·
Registered
Joined
·
7,254 Posts
other weird thing is my girl is very gentle when she's in her exercise pen

but I take her out and she can get in a bad biting mood. Why is this? She's 10 weeks
The reason for this is the triggers for causing the behavior (ie, your presence, more space, perhaps the presence of other toys) is not present in the pen. The behavior is not reinforced in the pen. But out of the pen, your pup's had the opportunity to run around and bite, and it's probably paid off if you've reacted to it. So she thinks 'out of the pen, I should start biting things because fun things happen... in the pen, there's nothing to bite or biting doesn't make fun things happen'.

I was about to ask this question also. I have a female Jack Russell Terrier, about 10 weeks old at this point.

If I try to redirect her biting to a chew toy, that seems to get her even more excited and she wants to go for my hands, shirt sleeve, pant legs, etc.
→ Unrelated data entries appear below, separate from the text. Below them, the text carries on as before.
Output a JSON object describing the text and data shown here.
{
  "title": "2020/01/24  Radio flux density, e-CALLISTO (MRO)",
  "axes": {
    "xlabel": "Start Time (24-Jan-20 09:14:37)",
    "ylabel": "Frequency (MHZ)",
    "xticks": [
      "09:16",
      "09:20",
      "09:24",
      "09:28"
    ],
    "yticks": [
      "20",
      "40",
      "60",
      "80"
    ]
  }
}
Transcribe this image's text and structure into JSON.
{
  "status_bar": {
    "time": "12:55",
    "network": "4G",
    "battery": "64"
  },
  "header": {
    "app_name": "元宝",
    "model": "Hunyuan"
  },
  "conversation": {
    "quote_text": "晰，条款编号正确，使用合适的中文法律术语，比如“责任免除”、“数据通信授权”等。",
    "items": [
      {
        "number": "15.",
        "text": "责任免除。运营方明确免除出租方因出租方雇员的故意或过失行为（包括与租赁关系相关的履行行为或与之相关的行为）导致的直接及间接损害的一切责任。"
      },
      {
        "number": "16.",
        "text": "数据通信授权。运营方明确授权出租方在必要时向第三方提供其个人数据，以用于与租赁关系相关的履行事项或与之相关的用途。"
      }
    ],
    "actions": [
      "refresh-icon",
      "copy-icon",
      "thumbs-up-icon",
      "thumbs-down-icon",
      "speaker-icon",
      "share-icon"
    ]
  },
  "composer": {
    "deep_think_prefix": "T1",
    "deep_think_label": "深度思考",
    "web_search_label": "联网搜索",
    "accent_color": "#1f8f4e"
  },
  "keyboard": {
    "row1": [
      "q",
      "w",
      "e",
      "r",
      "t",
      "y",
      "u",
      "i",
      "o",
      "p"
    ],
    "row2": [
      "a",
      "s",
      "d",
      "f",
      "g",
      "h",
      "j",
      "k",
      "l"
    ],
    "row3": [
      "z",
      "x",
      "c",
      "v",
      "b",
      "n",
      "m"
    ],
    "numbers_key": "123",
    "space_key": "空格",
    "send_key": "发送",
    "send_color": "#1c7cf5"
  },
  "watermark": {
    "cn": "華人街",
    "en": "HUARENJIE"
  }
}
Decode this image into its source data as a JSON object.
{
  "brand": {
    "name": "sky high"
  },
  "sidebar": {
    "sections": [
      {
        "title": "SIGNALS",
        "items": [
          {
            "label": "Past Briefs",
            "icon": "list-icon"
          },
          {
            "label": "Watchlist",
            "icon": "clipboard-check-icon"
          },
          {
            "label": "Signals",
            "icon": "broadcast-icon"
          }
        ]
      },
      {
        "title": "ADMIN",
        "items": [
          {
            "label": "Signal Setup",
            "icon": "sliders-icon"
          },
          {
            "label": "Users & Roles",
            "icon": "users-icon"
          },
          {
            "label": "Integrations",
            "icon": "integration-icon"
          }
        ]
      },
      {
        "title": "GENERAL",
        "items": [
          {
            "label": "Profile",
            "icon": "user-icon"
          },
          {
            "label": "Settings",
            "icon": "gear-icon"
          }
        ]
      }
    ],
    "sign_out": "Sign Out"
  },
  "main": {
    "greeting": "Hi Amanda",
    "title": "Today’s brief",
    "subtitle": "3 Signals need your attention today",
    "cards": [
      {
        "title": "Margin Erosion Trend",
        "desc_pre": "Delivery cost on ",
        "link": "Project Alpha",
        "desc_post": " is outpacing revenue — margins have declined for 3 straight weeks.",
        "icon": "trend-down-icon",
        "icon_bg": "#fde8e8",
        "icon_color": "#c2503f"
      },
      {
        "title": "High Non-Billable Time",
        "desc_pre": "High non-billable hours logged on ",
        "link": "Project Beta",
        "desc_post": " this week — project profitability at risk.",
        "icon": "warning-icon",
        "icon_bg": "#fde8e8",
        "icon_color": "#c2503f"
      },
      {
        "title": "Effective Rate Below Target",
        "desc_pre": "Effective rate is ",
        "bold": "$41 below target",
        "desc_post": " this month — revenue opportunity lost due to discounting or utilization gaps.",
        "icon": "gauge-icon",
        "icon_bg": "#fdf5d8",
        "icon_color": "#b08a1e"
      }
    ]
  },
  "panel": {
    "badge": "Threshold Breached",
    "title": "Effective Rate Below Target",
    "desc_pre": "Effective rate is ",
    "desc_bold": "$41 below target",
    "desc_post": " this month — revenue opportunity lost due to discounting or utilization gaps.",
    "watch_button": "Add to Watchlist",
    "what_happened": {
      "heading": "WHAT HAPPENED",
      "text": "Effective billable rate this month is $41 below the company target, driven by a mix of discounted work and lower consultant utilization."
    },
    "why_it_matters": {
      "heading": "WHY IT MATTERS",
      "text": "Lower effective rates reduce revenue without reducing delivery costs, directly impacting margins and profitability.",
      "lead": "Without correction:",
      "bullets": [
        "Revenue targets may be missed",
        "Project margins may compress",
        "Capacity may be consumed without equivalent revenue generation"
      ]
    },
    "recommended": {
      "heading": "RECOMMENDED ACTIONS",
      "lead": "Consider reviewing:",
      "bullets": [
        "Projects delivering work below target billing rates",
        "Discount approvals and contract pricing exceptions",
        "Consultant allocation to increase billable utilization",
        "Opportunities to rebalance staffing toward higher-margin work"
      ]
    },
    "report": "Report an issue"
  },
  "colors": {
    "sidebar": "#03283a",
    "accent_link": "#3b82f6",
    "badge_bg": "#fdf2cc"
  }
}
I’m a new puppy owner so still learning but so far I am not sure if redirecting with a chew toy is helping.
If the biting is not reducing, what you're doing is not helping. One common challenge with redirecting is the type of toy people use. A lot of people will reach for a cute stuffed animal, rubber toy, knotted rope... the stuff you most commonly see in pet stores. Also, a lot of people pick up a toy off the ground in hopes of appeasing the puppy. Both these are mistakes. A solid toy (ex. a very plush stuffed animal) don't allow those tiny puppy teeth and weak puppy jaws to get a satisfying grip. That's why clothes are so appealing for puppies. A toy that is on the floor is not interesting because it's available 24/7, whereas the chance to bite at you is not always available.

The solution is to have a long, flimsy tug (I literally used an old tshirt scrap) on you at all times, like a pacifier for a baby, and only providing it when you are deliberately playing with your puppy appropriately.

There's a lot more to be said about appropriate redirection, and in my other comment I wrote about how redirection alone can cause more problems down the road. The short of it is, YOU engage your puppy to play when your puppy is being good and calm. Don't let your puppy engage you to play by biting you.
 

·
Registered
Joined
·
9 Posts
The short of it is, YOU engage your puppy to play when your puppy is being good and calm. Don't let your puppy engage you to play by biting you.
What if any sort of playing always escalates to relentless biting? I started giving short time outs in the crate for few days now. Put her in there, disappear from her sight for few minutes, come back to let her out again. She is calm for few seconds but soon starts to bite again. So then I repeat like 5 times but same thing. How long should I expect to repeat this until I see some progress?


Sent from my iPhone using Tapatalk
 
1 - 7 of 7 Posts
Top